I deal with this all the time. Some are not sure they will be allowed in. Some are uncomfortable coming close to an old gringo. Some debating whether they want to come in, and some are obviously in a spiritual battle. Casa Esperanza is filled with angels; not to mention the very tall, very large one that always stands behind me.
I opened the door and stepped outside and to the right of the fully open door, giving her the full opening. She limped through the door as quickly as she could, bursting into tears as she sat done on one of the lounge chairs.
I immediately looked into the kitchen way in the back of the building, making eye contact with Jamie. She’s seen my look many times and hurried out. Michelle and one of the RZ ladies also saw my look and rushed over to the lady.
The lady is in the last stage of ovarian cancer. She had paperwork proving she was terminal. She was in terrible pain because she had no medicine.
Casa Esperanza is not able to provide this type of assistance. From time to time women (and occasionally men) will show up at our door in a desperate attempt for any kind of help.
One of the other RZ ladies was on the phone to the Red Cross. Here in Costa Rica, the Red Cross is the ambulance service. When they learned we were in the Red Zone, they absolutely refused to come and hung up.
A second call was made, the RZ lady pleaded with the Red Cross and told them that Casa Esperanza was a gringo organization. She gave the phone to Michelle in hopes that Michelle could convince them. They said okay but did not come.

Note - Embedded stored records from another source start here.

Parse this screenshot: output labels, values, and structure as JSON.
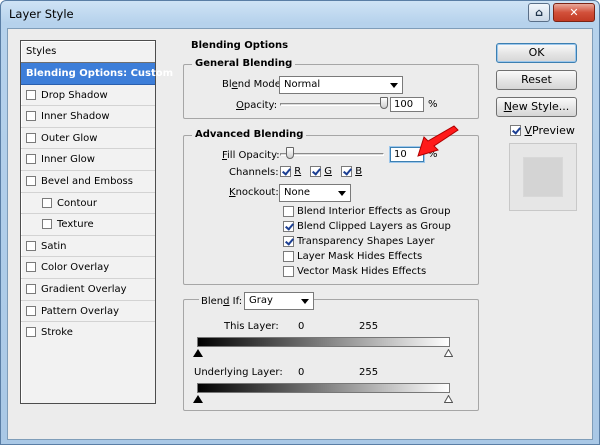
{
  "window": {
    "title": "Layer Style",
    "help_glyph": "⌂",
    "close_glyph": "✕"
  },
  "styles_panel": {
    "header": "Styles",
    "items": [
      {
        "label": "Blending Options: Custom",
        "selected": true
      },
      {
        "label": "Drop Shadow"
      },
      {
        "label": "Inner Shadow"
      },
      {
        "label": "Outer Glow"
      },
      {
        "label": "Inner Glow"
      },
      {
        "label": "Bevel and Emboss"
      },
      {
        "label": "Contour",
        "sub": true
      },
      {
        "label": "Texture",
        "sub": true
      },
      {
        "label": "Satin"
      },
      {
        "label": "Color Overlay"
      },
      {
        "label": "Gradient Overlay"
      },
      {
        "label": "Pattern Overlay"
      },
      {
        "label": "Stroke"
      }
    ]
  },
  "buttons": {
    "ok": "OK",
    "reset": "Reset",
    "new_style": "New Style...",
    "preview": "Preview",
    "preview_checked": true
  },
  "blending_options": {
    "title": "Blending Options",
    "general": {
      "title": "General Blending",
      "blend_mode_label": "Blend Mode:",
      "blend_mode_value": "Normal",
      "opacity_label": "Opacity:",
      "opacity_value": "100",
      "opacity_unit": "%",
      "opacity_fraction": 1.0
    },
    "advanced": {
      "title": "Advanced Blending",
      "fill_opacity_label": "Fill Opacity:",
      "fill_opacity_value": "10",
      "fill_opacity_unit": "%",
      "fill_opacity_fraction": 0.1,
      "channels_label": "Channels:",
      "channels": [
        "R",
        "G",
        "B"
      ],
      "knockout_label": "Knockout:",
      "knockout_value": "None",
      "options": [
        {
          "label": "Blend Interior Effects as Group",
          "checked": false
        },
        {
          "label": "Blend Clipped Layers as Group",
          "checked": true
        },
        {
          "label": "Transparency Shapes Layer",
          "checked": true
        },
        {
          "label": "Layer Mask Hides Effects",
          "checked": false
        },
        {
          "label": "Vector Mask Hides Effects",
          "checked": false
        }
      ]
    },
    "blend_if": {
      "label": "Blend If:",
      "value": "Gray",
      "this_layer_label": "This Layer:",
      "this_layer_min": "0",
      "this_layer_max": "255",
      "underlying_label": "Underlying Layer:",
      "underlying_min": "0",
      "underlying_max": "255"
    }
  },
  "colors": {
    "selection": "#3d7ed9",
    "annotation_arrow": "#ff1a1a",
    "window_frame": "#a9c8e6"
  }
}
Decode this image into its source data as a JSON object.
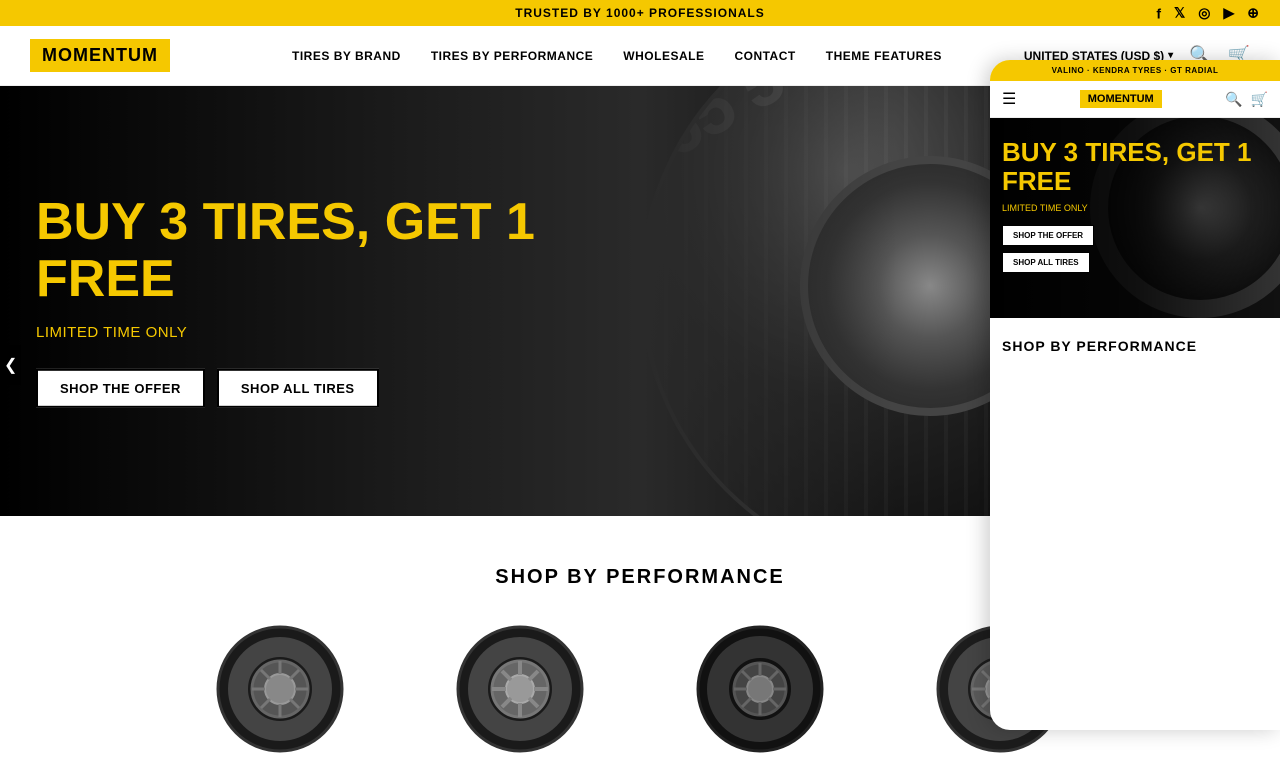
{
  "topBar": {
    "text": "TRUSTED BY 1000+ PROFESSIONALS",
    "social": [
      "facebook",
      "x-twitter",
      "instagram",
      "youtube",
      "pinterest"
    ]
  },
  "nav": {
    "logo": "MOMENTUM",
    "links": [
      {
        "label": "TIRES BY BRAND",
        "id": "tires-by-brand"
      },
      {
        "label": "TIRES BY PERFORMANCE",
        "id": "tires-by-performance"
      },
      {
        "label": "WHOLESALE",
        "id": "wholesale"
      },
      {
        "label": "CONTACT",
        "id": "contact"
      },
      {
        "label": "THEME FEATURES",
        "id": "theme-features"
      }
    ],
    "currency": "UNITED STATES (USD $)",
    "icons": [
      "search",
      "cart"
    ]
  },
  "hero": {
    "headline": "BUY 3 TIRES, GET 1 FREE",
    "subtext": "LIMITED TIME ONLY",
    "buttons": [
      {
        "label": "SHOP THE OFFER",
        "id": "shop-offer"
      },
      {
        "label": "SHOP ALL TIRES",
        "id": "shop-all"
      }
    ]
  },
  "shopByPerformance": {
    "title": "SHOP BY PERFORMANCE",
    "tires": [
      {
        "id": "tire-1"
      },
      {
        "id": "tire-2"
      },
      {
        "id": "tire-3"
      },
      {
        "id": "tire-4"
      }
    ]
  },
  "mobile": {
    "topBar": "VALINO · KENDRA TYRES · GT RADIAL",
    "logo": "MOMENTUM",
    "hero": {
      "headline": "BUY 3 TIRES, GET 1 FREE",
      "subtext": "LIMITED TIME ONLY",
      "buttons": [
        {
          "label": "SHOP THE OFFER"
        },
        {
          "label": "SHOP ALL TIRES"
        }
      ]
    },
    "shopTitle": "SHOP BY PERFORMANCE"
  },
  "scrollArrow": "❮"
}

A third call was made. Michelle called and was very insistent. I stepped over and told Michelle she should tell them that if the lady dies, we would lay her in the street and tell everyone the Red Cross left her there. I would not call myself a compassionate person, but a terminally ill person should be supplied with pain medication with little or no cost.
This time they promised to come. One of the other RZ ladies (who also has cancer) gave the lady a pill that she had. After laying hands on and praying for the lady, Jamie stood out in the street to prevent anyone from parking in front of CE, and to flag down the Red Cross when she saw them coming.
Michelle continue to hold the lady’s hand, praying with and for her; and giving her words of encouragement.
Praise God, the Red Cross came. The medic was very kind and gentle. After a quick exam (mainly of the paperwork) they loaded her in the ambulance and headed for the public hospital.
Here in Costa Rica the health care system may be painfully slow and limited for street people, but they do provide a fair level of emergency care.
We may never see this lady again. Our hope is that she, at the least, is provided something for her physical pain.
One thing I am sure of, all the ladies, and many people outside, witnessed Jesus in the love and compassion that Jamie and Michelle shared that day.
Ronald L. McDonald